Chief Justice John Roberts during arguments noted the arduousness of compliance. He said a specialized individual permit, such as the one sought by Hawkes, on average costs $271,596 and 788 days to complete, not counting any mitigation costs that might be required. He said the permitting process can be “arduous, expensive, and long.” He failed to mention that is also often futile.

Then-Nevada Attorney General Adam Laxalt, who along with 22 other attorneys general filed an amicus brief in this case, applauded the judgment at that time, saying, “The Obama administration seems determined to move as far and as fast as possible to unilaterally change our constitutional system and our congressional laws. … Fortunately in this case, our checks and balances have protected Nevadans from truly unprecedented federal overreach.”

Nevada’s current Democratic Attorney General is being quoted by the press as saying, “At this time, Nevada believes it would be in its best interest to remain under the pre-2015 WOTUS rule,” and the Nevada Department of Environmental Protection is said to agree.

Though this change in the rules used by the EPA is welcome, some future administration could easily overturn them. Congress needs to act to clarify the Clean Water Act. Previously, the House and Senate passed resolutions that would have blocked the EPA water rules, but in January 2016 the Senate failed to override Obama’s veto.

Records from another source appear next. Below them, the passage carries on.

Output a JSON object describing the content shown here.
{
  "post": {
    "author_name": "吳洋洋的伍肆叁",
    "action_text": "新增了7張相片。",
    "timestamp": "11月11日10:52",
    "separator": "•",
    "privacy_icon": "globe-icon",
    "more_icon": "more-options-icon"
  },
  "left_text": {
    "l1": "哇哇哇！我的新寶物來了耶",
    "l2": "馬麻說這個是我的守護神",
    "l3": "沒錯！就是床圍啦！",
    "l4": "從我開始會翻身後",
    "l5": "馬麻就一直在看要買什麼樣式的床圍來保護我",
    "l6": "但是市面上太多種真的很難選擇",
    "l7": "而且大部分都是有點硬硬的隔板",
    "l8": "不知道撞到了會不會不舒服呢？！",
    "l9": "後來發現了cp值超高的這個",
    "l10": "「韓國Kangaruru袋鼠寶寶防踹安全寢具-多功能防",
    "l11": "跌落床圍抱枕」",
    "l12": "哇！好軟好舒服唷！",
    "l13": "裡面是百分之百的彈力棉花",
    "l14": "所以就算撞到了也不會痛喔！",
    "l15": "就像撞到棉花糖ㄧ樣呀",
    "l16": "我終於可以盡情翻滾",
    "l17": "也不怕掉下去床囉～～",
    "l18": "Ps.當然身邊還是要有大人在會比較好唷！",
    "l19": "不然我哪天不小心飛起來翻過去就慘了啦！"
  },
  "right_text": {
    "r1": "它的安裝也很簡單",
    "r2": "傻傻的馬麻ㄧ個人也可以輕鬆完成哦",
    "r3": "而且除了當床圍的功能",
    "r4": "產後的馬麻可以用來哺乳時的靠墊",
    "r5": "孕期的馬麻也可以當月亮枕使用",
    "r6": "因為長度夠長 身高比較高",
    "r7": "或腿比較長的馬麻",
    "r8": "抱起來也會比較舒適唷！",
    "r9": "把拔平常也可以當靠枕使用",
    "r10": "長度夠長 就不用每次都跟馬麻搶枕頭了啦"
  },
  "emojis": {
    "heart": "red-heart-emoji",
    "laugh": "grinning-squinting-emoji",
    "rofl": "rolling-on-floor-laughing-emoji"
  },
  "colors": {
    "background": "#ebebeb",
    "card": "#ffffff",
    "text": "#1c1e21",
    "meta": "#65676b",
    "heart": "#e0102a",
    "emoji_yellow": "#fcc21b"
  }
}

A version of this column appeared this week in many of the Battle Born Media newspapers — The Ely Times, the Mesquite Local News, the Mineral County Independent-News, the Eureka Sentinel and the Lincoln County Record — and the Elko Daily Free Press.